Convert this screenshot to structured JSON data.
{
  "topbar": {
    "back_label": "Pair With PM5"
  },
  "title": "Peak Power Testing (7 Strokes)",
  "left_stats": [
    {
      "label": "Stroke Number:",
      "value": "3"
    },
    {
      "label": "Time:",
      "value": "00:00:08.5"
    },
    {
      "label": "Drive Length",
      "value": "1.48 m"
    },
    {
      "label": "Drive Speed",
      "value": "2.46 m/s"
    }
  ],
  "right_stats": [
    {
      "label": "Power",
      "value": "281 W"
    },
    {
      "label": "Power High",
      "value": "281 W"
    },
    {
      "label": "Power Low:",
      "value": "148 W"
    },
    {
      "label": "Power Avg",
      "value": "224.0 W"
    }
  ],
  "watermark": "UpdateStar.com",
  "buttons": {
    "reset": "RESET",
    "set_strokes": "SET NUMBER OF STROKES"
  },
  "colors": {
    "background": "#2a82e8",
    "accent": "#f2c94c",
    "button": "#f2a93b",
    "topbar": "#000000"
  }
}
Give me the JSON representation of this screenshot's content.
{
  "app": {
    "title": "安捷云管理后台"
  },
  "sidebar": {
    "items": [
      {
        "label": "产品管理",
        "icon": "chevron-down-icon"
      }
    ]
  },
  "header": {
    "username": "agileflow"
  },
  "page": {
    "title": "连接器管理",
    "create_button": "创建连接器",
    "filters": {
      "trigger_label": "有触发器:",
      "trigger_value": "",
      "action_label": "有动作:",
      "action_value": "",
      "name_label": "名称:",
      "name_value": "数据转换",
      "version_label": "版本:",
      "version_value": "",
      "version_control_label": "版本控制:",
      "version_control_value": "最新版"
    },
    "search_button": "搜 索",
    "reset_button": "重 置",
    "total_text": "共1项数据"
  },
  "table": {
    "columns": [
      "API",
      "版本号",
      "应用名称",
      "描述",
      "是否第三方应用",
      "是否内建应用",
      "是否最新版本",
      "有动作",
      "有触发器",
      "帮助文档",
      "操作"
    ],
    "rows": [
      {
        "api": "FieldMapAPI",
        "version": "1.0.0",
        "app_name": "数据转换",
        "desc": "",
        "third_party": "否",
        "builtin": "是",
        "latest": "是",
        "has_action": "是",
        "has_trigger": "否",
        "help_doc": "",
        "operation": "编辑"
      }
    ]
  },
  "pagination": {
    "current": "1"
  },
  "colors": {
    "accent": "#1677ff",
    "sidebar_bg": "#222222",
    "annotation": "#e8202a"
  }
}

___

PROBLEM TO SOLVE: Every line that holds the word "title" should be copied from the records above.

EXERCISE SOLUTION:
  "title": "Peak Power Testing (7 Strokes)",
    "title": "安捷云管理后台"
    "title": "连接器管理",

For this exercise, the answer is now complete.